**Your instructions**
Where a line holds the word "Zoom", copy that line from the data below.

**Dataset records**
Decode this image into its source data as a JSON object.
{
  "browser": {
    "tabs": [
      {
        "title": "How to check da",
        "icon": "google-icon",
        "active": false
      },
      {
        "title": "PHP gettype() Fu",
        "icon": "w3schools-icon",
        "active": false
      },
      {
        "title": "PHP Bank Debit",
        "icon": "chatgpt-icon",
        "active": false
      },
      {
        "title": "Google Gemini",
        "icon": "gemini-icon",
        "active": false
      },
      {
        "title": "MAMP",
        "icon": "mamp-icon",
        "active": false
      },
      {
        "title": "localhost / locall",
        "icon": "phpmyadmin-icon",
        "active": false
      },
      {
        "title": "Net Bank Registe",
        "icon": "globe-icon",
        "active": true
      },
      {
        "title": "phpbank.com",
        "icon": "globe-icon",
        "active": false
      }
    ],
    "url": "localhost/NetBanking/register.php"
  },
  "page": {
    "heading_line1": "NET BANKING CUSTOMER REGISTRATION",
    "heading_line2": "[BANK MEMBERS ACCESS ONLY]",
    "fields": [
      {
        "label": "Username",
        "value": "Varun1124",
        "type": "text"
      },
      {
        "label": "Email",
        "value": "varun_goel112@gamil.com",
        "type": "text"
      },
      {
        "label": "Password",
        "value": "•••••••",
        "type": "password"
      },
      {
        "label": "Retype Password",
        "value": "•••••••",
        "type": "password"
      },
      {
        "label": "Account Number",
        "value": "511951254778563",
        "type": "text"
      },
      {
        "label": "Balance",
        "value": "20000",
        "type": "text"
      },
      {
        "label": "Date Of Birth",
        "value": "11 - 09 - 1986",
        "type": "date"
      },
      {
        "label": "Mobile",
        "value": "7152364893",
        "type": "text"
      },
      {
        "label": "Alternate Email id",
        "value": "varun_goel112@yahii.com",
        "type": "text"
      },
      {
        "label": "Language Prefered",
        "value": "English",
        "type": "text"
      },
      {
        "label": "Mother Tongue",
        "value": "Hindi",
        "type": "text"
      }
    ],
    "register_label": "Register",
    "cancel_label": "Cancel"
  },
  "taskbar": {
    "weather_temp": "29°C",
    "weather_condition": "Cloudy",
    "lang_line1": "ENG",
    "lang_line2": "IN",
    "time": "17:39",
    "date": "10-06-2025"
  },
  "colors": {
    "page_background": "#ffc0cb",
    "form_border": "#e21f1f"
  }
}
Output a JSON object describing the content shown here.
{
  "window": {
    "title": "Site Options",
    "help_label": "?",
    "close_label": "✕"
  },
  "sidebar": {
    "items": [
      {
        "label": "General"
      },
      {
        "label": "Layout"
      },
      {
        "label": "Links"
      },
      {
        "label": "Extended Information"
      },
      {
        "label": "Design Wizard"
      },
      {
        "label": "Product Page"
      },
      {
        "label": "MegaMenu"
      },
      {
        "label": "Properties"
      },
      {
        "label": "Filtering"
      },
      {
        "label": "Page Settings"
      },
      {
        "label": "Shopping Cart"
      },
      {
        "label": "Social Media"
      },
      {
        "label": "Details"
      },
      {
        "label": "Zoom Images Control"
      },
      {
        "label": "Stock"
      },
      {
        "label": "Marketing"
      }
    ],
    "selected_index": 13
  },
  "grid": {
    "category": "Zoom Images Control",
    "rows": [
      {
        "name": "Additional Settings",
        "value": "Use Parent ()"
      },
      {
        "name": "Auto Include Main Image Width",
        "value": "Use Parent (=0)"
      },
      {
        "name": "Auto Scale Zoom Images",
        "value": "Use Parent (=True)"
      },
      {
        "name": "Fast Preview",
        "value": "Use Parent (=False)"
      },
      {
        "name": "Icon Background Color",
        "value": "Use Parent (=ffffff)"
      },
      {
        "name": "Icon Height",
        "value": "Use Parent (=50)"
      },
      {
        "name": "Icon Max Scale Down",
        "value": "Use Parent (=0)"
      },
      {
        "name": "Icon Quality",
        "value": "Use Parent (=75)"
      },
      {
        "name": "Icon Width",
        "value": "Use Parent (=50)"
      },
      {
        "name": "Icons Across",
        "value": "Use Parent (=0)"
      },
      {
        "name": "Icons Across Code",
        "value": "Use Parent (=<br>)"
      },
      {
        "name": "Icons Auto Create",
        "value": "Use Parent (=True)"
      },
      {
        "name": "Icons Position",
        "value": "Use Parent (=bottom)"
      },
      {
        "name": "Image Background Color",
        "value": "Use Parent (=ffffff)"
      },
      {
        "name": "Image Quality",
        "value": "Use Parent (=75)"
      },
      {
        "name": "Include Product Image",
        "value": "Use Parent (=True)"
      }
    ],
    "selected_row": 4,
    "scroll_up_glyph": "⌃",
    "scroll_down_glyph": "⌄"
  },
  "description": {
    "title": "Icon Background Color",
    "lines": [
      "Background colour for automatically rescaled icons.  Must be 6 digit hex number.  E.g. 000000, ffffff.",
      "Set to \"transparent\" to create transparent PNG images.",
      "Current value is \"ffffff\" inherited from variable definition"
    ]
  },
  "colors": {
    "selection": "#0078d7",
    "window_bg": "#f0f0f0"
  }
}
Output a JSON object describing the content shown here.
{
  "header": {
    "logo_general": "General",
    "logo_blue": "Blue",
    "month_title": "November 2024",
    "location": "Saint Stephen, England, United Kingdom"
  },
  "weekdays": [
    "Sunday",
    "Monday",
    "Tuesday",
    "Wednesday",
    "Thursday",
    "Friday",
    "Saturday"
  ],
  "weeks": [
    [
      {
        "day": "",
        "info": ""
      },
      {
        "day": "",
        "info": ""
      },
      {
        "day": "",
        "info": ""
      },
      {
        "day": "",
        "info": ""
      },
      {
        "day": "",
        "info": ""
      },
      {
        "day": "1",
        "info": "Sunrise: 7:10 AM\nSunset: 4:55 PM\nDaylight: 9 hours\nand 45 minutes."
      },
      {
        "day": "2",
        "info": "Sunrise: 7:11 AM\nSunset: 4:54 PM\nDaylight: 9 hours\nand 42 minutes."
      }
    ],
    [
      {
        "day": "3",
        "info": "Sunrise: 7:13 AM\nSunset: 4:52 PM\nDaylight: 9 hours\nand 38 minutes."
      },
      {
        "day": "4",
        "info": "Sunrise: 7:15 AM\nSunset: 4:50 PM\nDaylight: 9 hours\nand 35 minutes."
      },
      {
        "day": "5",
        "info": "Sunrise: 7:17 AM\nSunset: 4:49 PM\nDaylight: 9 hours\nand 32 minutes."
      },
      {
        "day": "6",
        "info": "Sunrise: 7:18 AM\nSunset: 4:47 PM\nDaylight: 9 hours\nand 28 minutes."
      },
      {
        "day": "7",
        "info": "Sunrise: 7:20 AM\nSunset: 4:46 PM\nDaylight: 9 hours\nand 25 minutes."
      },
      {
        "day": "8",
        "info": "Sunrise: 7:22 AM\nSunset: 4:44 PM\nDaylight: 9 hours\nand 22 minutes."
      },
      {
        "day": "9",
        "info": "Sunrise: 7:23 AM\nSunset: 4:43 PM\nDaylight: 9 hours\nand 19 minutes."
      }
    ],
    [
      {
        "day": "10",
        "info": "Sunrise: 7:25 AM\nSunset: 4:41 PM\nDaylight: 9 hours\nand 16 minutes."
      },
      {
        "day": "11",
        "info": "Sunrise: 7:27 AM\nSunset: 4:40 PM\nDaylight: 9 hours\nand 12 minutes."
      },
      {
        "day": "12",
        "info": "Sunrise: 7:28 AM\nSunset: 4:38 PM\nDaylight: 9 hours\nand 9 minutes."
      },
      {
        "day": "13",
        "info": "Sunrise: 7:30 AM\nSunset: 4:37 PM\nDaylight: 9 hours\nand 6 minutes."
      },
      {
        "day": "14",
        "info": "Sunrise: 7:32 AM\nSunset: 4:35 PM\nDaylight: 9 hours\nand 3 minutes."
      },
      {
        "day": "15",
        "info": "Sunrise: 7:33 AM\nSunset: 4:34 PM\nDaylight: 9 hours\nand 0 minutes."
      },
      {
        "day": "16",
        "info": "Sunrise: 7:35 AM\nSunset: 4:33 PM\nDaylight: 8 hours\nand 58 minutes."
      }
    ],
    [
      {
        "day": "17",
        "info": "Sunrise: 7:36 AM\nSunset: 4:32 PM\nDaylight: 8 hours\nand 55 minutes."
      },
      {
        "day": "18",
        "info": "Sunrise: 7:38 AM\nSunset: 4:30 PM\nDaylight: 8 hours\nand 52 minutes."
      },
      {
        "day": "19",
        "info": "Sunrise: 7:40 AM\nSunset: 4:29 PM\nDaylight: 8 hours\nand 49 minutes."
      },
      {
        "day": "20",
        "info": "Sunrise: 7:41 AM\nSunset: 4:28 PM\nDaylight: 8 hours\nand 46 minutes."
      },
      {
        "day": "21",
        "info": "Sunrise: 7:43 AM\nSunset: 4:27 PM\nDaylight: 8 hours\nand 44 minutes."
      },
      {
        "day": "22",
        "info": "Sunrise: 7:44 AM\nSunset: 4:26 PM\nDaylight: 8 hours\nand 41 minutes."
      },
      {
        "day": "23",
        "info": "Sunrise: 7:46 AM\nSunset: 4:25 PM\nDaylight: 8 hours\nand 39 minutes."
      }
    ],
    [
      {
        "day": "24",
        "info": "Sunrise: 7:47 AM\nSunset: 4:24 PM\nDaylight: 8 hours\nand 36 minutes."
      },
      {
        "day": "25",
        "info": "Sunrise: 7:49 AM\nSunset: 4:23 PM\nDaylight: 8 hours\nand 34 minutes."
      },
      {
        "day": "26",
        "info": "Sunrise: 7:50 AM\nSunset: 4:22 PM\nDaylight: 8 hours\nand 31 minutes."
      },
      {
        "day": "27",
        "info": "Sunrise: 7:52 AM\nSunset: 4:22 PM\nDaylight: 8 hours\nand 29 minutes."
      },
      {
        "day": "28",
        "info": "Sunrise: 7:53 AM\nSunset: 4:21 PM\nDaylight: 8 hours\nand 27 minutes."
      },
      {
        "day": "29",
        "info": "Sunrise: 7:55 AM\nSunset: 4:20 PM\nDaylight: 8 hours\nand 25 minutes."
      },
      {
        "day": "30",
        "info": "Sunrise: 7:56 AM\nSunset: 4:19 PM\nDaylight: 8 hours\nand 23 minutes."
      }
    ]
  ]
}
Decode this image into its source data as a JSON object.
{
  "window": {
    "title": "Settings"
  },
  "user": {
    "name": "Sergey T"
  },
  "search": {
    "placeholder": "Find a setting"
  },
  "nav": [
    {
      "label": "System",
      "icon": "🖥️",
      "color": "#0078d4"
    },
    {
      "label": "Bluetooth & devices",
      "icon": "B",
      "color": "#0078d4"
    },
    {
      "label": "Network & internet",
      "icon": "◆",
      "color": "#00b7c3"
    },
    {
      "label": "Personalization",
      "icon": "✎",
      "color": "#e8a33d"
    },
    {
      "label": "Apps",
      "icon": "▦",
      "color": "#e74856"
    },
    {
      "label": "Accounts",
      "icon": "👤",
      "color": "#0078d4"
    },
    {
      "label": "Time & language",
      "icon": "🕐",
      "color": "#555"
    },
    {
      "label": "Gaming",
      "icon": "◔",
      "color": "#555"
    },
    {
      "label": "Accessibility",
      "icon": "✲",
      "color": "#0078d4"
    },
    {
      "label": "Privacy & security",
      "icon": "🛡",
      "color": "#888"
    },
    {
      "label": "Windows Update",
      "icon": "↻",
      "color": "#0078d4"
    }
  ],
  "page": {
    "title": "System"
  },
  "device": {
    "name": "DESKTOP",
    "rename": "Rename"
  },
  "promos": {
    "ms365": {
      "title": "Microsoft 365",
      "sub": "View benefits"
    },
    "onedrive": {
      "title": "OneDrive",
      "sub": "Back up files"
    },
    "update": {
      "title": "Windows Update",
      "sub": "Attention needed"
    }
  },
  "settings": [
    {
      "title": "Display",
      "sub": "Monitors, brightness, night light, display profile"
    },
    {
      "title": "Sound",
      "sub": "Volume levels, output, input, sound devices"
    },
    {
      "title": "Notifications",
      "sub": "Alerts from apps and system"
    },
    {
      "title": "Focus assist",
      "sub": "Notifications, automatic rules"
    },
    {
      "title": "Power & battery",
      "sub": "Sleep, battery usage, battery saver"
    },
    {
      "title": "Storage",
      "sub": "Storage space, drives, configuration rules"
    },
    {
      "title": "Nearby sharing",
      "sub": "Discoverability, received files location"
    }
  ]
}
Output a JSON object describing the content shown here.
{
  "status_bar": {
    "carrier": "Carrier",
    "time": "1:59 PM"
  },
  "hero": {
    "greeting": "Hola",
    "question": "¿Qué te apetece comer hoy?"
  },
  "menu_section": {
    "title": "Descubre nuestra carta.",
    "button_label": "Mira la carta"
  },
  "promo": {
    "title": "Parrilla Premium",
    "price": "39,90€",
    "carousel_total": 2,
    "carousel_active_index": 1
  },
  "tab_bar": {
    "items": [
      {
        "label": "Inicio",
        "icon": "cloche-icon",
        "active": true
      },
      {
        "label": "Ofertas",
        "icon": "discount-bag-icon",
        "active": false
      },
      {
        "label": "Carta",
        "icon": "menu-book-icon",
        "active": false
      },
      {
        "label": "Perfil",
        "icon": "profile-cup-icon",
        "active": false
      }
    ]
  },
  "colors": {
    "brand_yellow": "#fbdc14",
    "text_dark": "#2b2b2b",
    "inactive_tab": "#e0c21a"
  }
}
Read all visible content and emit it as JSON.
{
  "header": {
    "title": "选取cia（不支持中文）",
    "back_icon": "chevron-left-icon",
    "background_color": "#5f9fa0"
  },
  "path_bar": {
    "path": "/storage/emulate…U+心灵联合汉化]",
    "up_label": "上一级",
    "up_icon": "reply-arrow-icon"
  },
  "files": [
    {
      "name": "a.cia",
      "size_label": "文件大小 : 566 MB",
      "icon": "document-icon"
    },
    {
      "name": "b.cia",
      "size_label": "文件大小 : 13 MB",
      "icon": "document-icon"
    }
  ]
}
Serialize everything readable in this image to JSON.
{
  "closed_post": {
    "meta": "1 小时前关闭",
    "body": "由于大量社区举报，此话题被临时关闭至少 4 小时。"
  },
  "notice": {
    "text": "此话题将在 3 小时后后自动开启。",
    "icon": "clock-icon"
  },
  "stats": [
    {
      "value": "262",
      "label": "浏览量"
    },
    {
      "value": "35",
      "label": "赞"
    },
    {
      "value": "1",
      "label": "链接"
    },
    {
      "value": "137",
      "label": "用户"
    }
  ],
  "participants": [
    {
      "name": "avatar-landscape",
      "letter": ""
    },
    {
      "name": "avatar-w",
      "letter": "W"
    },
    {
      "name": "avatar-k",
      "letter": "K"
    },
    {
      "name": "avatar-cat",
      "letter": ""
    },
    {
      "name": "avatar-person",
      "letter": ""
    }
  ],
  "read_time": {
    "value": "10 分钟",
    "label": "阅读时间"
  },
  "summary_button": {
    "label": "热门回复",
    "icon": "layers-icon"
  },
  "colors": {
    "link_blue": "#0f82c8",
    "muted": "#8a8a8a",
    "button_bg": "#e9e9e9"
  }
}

**Result of this exercise**
        "label": "Zoom Images Control"
    "category": "Zoom Images Control",
        "name": "Auto Scale Zoom Images",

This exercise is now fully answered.